Implying that salient among those mistakes was ignoring Haitians and their institutions to support almost exclusively what a former World Bank President once referred to in Haiti as the cacophony of international NGO “flag-draped, feel-good projects,” the ambassador stated that he “strongly encourages all who wish to help to work with the local organizations and institutions on the ground in order to gain their input on the actual needs of the affected communities.”  He advised, in particular, that “(y)ou should know that local municipalities can also be good partners.” In closing his message, he underscored that “(i)t is imperative that we take caution when offering assistance not to contribute to the destruction of local institutions by bypassing or undermining them.”
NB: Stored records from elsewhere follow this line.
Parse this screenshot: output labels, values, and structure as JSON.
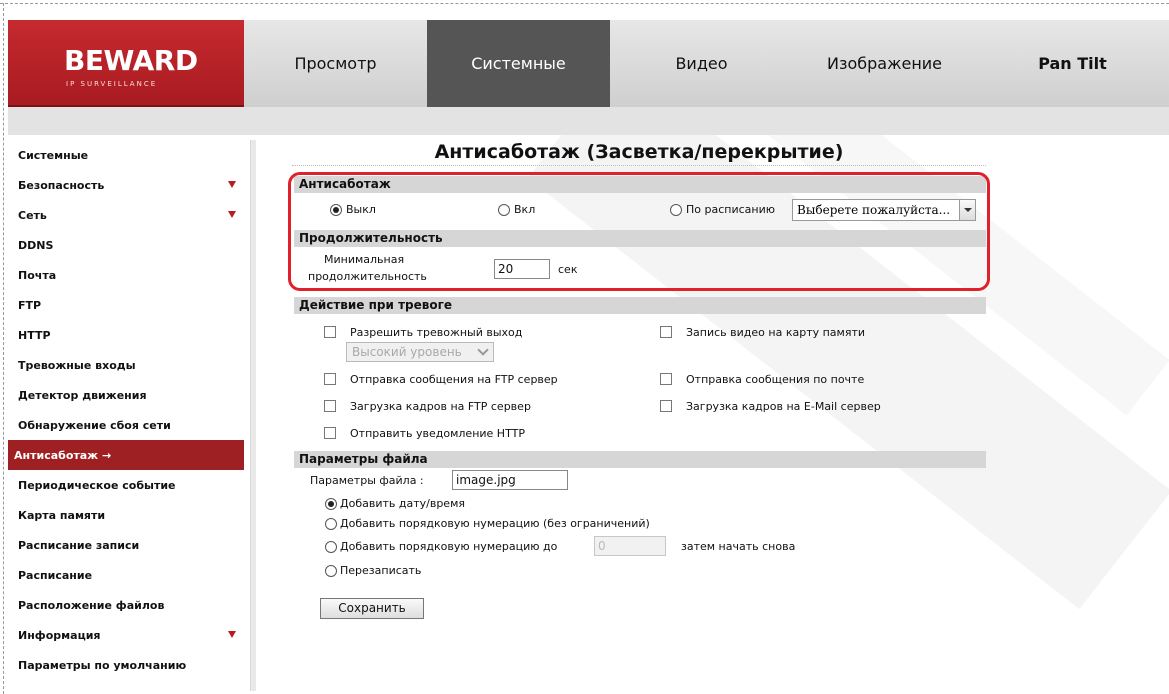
{
  "brand": {
    "name": "BEWARD",
    "tagline": "IP SURVEILLANCE"
  },
  "topnav": {
    "tabs": [
      {
        "label": "Просмотр"
      },
      {
        "label": "Системные",
        "active": true
      },
      {
        "label": "Видео"
      },
      {
        "label": "Изображение"
      },
      {
        "label": "Pan Tilt"
      }
    ]
  },
  "sidebar": {
    "items": [
      {
        "label": "Системные"
      },
      {
        "label": "Безопасность",
        "expandable": true
      },
      {
        "label": "Сеть",
        "expandable": true
      },
      {
        "label": "DDNS"
      },
      {
        "label": "Почта"
      },
      {
        "label": "FTP"
      },
      {
        "label": "HTTP"
      },
      {
        "label": "Тревожные входы"
      },
      {
        "label": "Детектор движения"
      },
      {
        "label": "Обнаружение сбоя сети"
      },
      {
        "label": "Антисаботаж",
        "active": true,
        "arrow": "→"
      },
      {
        "label": "Периодическое событие"
      },
      {
        "label": "Карта памяти"
      },
      {
        "label": "Расписание записи"
      },
      {
        "label": "Расписание"
      },
      {
        "label": "Расположение файлов"
      },
      {
        "label": "Информация",
        "expandable": true
      },
      {
        "label": "Параметры по умолчанию"
      }
    ]
  },
  "main": {
    "title": "Антисаботаж (Засветка/перекрытие)",
    "antisabotage": {
      "header": "Антисаботаж",
      "options": [
        "Выкл",
        "Вкл",
        "По расписанию"
      ],
      "selected": "Выкл",
      "schedule_select": "Выберете пожалуйста..."
    },
    "duration": {
      "header": "Продолжительность",
      "label_line1": "Минимальная",
      "label_line2": "продолжительность",
      "value": "20",
      "unit": "сек"
    },
    "actions": {
      "header": "Действие при тревоге",
      "alarm_output": "Разрешить тревожный выход",
      "alarm_level": "Высокий уровень",
      "sd_record": "Запись видео на карту памяти",
      "ftp_message": "Отправка сообщения на FTP сервер",
      "mail_message": "Отправка сообщения по почте",
      "ftp_upload": "Загрузка кадров на FTP сервер",
      "email_upload": "Загрузка кадров на E-Mail сервер",
      "http_notify": "Отправить уведомление HTTP"
    },
    "file": {
      "header": "Параметры файла",
      "name_label": "Параметры файла :",
      "name_value": "image.jpg",
      "options": [
        "Добавить дату/время",
        "Добавить порядковую нумерацию (без ограничений)",
        "Добавить порядковую нумерацию до",
        "Перезаписать"
      ],
      "selected": "Добавить дату/время",
      "limit_value": "0",
      "limit_suffix": "затем начать снова"
    },
    "save_label": "Сохранить"
  },
  "colors": {
    "brand_red": "#b51f25",
    "active_tab": "#555555",
    "highlight": "#e0212b"
  }
}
Strong language, eh?  Those prior missteps must have left deep scars from the perspective of the government (and citizens) represented by Haiti’s Ambassador in Washington, DC.   The cacophony of 2010 post-quake efforts (and funds spent on them) brought little lasting change to ordinary Haitians whose lives had been turned upside down by the natural disaster.  And as seen in early October, Haiti and its people were just as vulnerable to a natural disaster from the sky as they were almost seven years earlier to one from under the ground. Continue reading
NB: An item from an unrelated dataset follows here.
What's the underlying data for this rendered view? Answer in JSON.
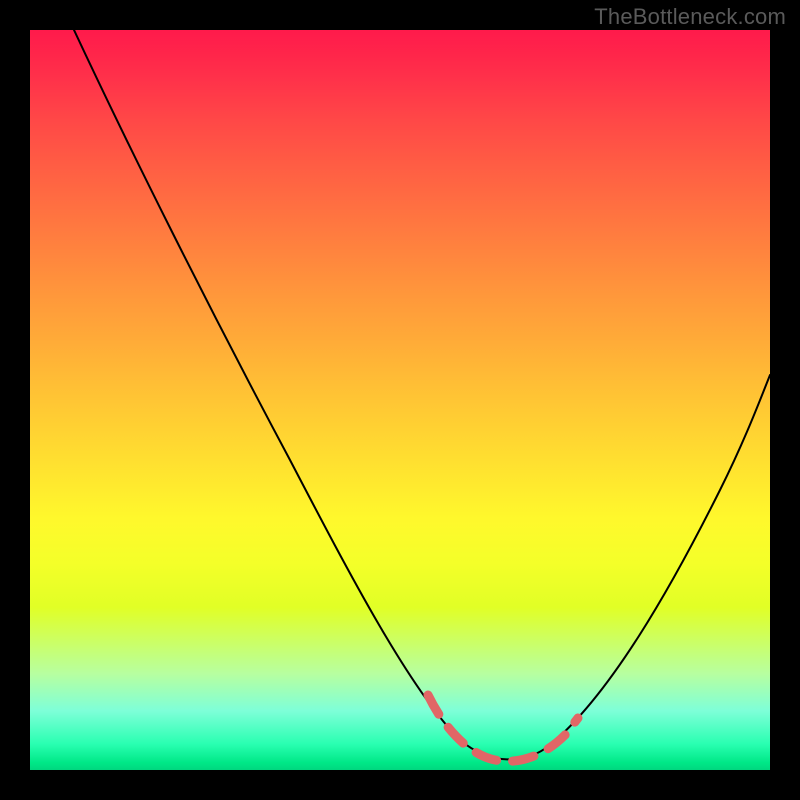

The Focus On Haiti Initiative hosted a screening of the new film FATHER JOSEPH, a documentary on the life and work of Father Joseph Philippe, Founder of Sèvis Finansye Fonkoze, the Peasant Association of Fondwa, and the University of Fondwa.

The event featured the film screening and a panel discussion moderated by Amanda Klasing—Women’s Rights Division Senior Researcher at Human Rights Watch—and the following speakers:

  • Father Joseph Philippe – Founder of Sèvis Finansye Fonkoze, the Peasant Association of Fondwa (APF), and the University of Fondwa (UNIF)
  • Robert Maguire – Professor of the Practice of International Affairs, Elliott School of International Affairs
  • Anne Hastings – Founder and former CEO of Sèvis Finansye Fonkoze / Board Member, UNIF-USA
  • Leigh Carter – Founder and Board Member Emeritus, Fonkoze USA / Board Member, APF-USA
  • Jeff Kaufman – Director / Producer of FATHER JOSEPH
  • Jenny Petrow – Inter-American Foundation representative for Colombia and Jamaica, and former IAF representative for Haiti

A preview of the film is available online.
Continue reading

Event: Haiti and its Future: Political Breakdown and Need for Reform

On Tuesday, July 12, 2016, the Focus On Haiti Initiative and the Washington Office on Latin America (WOLA) will cohost a discussion with Jean-Claude Fignole, Haiti Program Director for Oxfam America. Gimena Sanchez-Garzoli, Senior Associate at WOLA, will moderate the event. The discussion will focus on the future of Haiti’s politics and the durability of Haiti’s long-term development.

The event will be hosted at the Elliott School of International Affairs, Room 505, from 2:00PM-3:30PM. For more information and to RSVP, please email foh@gwu.edu.

Continue reading

Dumping Peanuts in Haiti

Stop calling “aid” what really is about supply management for US agricultural interests.

By , and , originally posted by The Globalist, June 18, 2016.

For the first time in a long while, Haiti’s peanut farmers are getting some attention. Kicked off by a blog post and Washington Post article, the decision by the U.S. Department of Agriculture to “donate” peanuts to Haiti has caused due ruckus on blogs and has inspired various editorial responses to and by the Washington Post.

Objections from the world of international development were swift and condemning. From Oxfam to Partners in Health, there has been fierce reaction to the “commodity dumping” by the U.S. Department of Agriculture.

Clearly, Haiti’s own peanut market stands to lose when surplus peanuts from the United States are flown in as food aid.

Continue reading